There is a room where inviolability as well as sublimity of “spiritual freedom” can be experienced, and the room prior to it was an over-scaled room that transcends rationality. For some reason, it looks plain. A room following it seems to have been incidentally born in between the ordinary and the extraordinary, and is filled with things that are totally familiar to human hands. It is obvious that the third room is considered to be the base point, that is, a divide, and the contrast between the second and the forth room is emphasized. And it is also clear that the both rooms are related to the act of expression or spiritual freedom of expression. Tada has presented two possibilities that could be conceived from “spiritual freedom.”
If I would raise a question about the exhibition here, it is possible to critically claim that he should present an alternative that people would frown at, like pornography.
Tada, however, did not do that. Why? Probably because the destination of his interest is not to question where the limit of spiritual freedom is, but to think about the reason why such a concept of spiritual freedom is conceived in the first place. That is why he tried to probe into the possibilities of drawing based on subtle physical ecstasy instead of pornography. One of the finest things this time is that Tada tried to think about it, not confined to the issue of lines literally, but including expressions closely related to hands as being presented in the fourth room, as if Ingold was introducing various examples. And another good thing is that he made it possible to experience it in the exhibition space. Tada has challenged to prove, not through words, the inviolability of fundamental human rights in today’s Japan, and wonderfully succeeded in doing it. I’d like to express my sincere respect to the artist.
1) Tada says that he did not know of this scene in the film. Rather, during his production of this exhibition, he thought of fragments of the images in Ingmar Bergman’s The Seventh Seal. (e-mail to the writer, July 10, 2018)
2) Tim Ingold, Lines, A Brief History (Oxford: Routledge, 2007), 152.
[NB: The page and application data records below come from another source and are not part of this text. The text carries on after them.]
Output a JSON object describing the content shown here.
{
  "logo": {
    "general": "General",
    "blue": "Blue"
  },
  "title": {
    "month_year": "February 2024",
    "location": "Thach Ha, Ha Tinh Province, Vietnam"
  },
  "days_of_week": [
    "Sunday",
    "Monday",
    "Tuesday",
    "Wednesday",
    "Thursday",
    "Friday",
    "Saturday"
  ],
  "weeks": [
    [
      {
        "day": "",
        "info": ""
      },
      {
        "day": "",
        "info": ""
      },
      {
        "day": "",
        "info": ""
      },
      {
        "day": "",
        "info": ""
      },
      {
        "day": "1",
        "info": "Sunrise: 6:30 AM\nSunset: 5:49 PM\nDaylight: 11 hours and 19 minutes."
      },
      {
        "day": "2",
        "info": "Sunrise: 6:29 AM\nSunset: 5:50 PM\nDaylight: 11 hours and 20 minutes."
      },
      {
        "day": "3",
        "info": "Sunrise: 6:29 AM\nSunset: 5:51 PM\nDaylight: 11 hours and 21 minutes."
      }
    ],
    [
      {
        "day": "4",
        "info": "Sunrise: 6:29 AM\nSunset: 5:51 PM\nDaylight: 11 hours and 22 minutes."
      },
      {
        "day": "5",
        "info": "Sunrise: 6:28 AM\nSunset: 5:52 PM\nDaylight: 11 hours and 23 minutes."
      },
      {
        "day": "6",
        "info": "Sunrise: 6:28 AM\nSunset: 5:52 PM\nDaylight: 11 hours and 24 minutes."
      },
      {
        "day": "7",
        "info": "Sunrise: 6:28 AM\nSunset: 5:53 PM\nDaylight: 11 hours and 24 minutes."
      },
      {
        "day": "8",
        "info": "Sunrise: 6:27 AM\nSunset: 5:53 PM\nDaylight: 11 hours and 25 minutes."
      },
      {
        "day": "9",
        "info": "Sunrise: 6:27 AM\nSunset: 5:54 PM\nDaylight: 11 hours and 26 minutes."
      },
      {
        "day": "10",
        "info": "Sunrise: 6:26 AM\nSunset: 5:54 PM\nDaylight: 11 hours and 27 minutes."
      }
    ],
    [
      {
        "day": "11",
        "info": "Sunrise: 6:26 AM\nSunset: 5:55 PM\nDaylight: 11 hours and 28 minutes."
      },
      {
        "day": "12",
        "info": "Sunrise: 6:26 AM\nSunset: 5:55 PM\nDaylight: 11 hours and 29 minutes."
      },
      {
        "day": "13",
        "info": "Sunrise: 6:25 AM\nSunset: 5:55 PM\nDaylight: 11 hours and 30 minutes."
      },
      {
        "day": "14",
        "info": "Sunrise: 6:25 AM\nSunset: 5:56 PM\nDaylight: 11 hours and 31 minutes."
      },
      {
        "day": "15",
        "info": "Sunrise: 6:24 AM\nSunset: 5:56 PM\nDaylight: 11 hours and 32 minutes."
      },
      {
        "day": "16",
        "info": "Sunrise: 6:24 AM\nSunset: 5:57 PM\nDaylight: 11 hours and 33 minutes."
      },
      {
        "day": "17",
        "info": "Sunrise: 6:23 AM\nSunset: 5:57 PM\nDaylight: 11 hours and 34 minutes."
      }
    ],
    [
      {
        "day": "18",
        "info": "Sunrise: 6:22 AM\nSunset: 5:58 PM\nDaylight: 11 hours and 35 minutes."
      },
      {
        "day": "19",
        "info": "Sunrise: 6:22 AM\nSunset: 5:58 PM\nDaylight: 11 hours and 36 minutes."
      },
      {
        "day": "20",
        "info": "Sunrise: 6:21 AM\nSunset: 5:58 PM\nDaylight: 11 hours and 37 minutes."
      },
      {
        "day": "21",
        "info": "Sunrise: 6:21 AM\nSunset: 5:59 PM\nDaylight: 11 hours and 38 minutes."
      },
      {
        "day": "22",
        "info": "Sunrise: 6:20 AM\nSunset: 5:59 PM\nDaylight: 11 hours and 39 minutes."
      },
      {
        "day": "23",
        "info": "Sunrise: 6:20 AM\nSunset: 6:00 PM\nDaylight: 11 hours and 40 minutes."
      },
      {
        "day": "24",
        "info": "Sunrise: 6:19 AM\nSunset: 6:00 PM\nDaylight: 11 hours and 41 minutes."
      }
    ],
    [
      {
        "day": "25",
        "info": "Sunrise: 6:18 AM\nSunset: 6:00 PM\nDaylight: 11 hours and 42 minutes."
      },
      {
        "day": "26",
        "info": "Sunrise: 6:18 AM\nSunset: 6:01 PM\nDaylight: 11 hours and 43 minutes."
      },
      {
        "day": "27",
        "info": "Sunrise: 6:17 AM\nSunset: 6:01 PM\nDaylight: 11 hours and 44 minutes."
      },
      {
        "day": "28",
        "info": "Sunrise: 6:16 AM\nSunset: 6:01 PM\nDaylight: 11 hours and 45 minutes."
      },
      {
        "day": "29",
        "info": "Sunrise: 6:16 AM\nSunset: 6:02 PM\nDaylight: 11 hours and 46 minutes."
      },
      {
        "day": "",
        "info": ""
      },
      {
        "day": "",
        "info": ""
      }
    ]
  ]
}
3) Ingold, Lines, 167.
4) Orality and Literacy: The Technologizing of the Word, Walter J. Ong, trans. Naofumi Sakurai et al. (Tokyo: Fujiwara Shoten, 1991).